How to complete this task:
Could the data below be retyped exactly, without its pictures?

Data in this exercise:

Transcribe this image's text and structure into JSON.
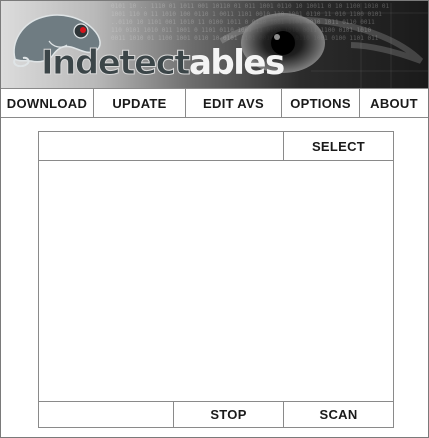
{
  "banner": {
    "logo_part_a": "Indetect",
    "logo_part_b": "ables",
    "icons": [
      "chameleon-logo-icon",
      "eye-icon"
    ],
    "colors": {
      "logo_dark": "#3b4548",
      "logo_light": "#f4f4f4",
      "chameleon_red": "#d8141c",
      "banner_dark": "#1a1a1a"
    }
  },
  "nav": {
    "items": [
      {
        "label": "DOWNLOAD"
      },
      {
        "label": "UPDATE"
      },
      {
        "label": "EDIT AVS"
      },
      {
        "label": "OPTIONS"
      },
      {
        "label": "ABOUT"
      }
    ]
  },
  "scanner": {
    "path_value": "",
    "select_label": "SELECT",
    "status_text": "",
    "stop_label": "STOP",
    "scan_label": "SCAN"
  }
}
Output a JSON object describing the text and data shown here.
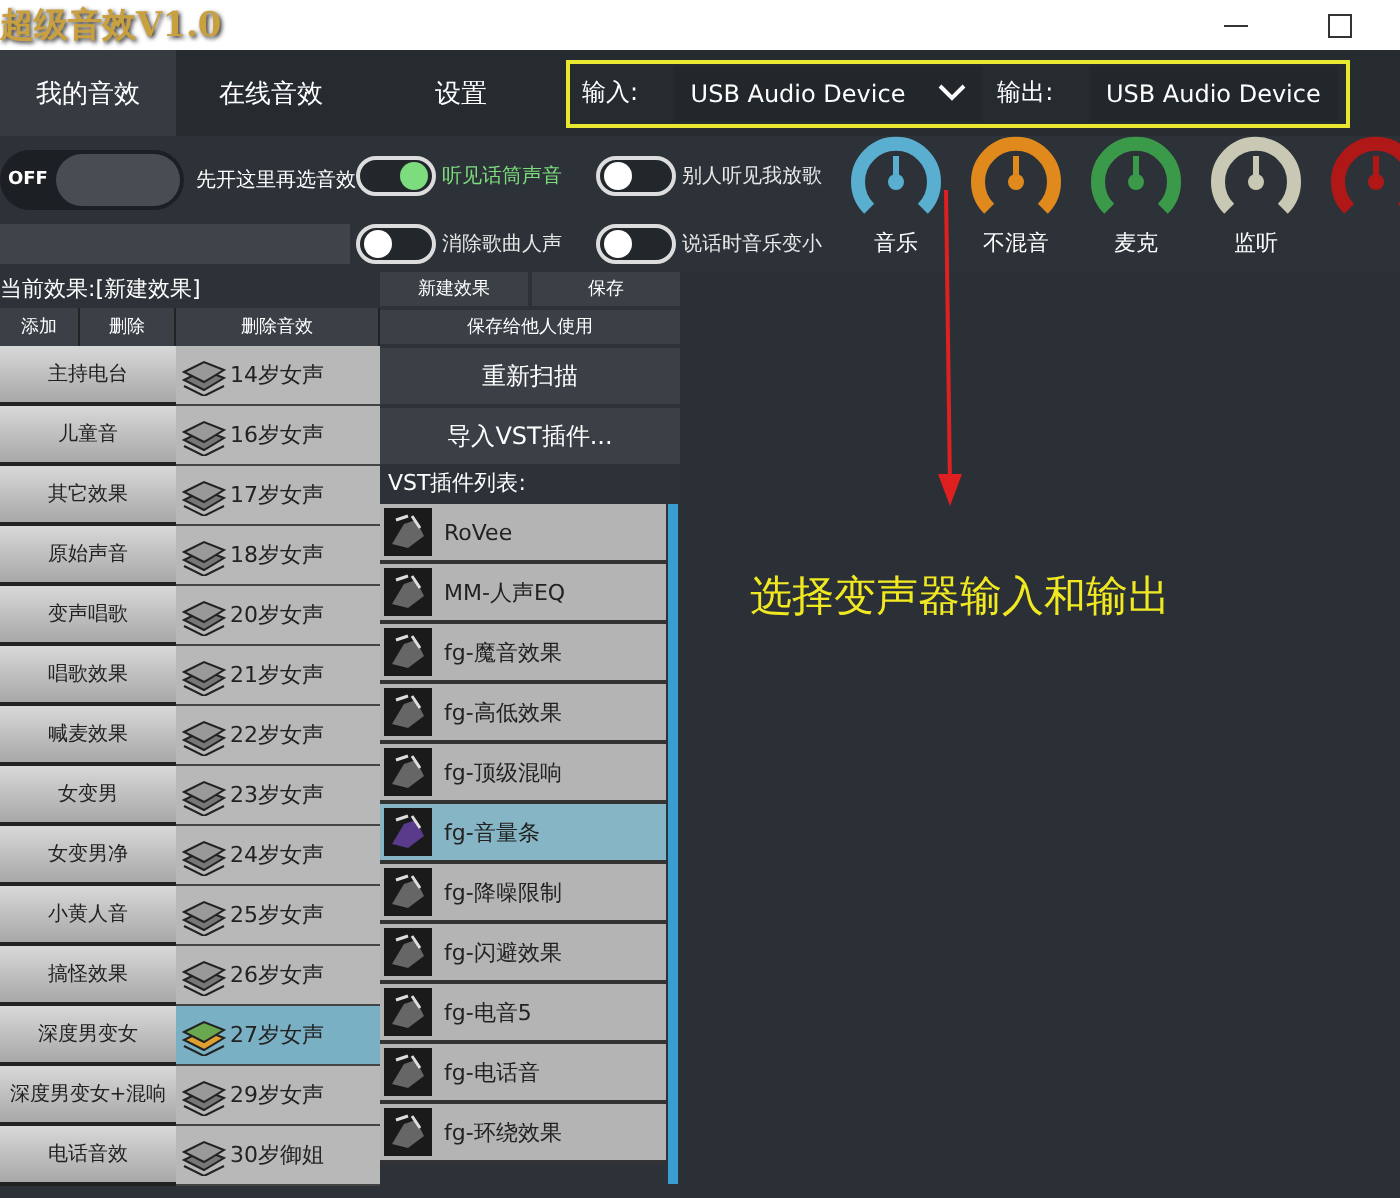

Expected output:
Transcribe this image's text and structure into JSON.
{
  "banner": {
    "logo_part_a": "Indetect",
    "logo_part_b": "ables",
    "icons": [
      "chameleon-logo-icon",
      "eye-icon"
    ],
    "colors": {
      "logo_dark": "#3b4548",
      "logo_light": "#f4f4f4",
      "chameleon_red": "#d8141c",
      "banner_dark": "#1a1a1a"
    }
  },
  "nav": {
    "items": [
      {
        "label": "DOWNLOAD"
      },
      {
        "label": "UPDATE"
      },
      {
        "label": "EDIT AVS"
      },
      {
        "label": "OPTIONS"
      },
      {
        "label": "ABOUT"
      }
    ]
  },
  "scanner": {
    "path_value": "",
    "select_label": "SELECT",
    "status_text": "",
    "stop_label": "STOP",
    "scan_label": "SCAN"
  }
}
Output a JSON object describing the text and data shown here.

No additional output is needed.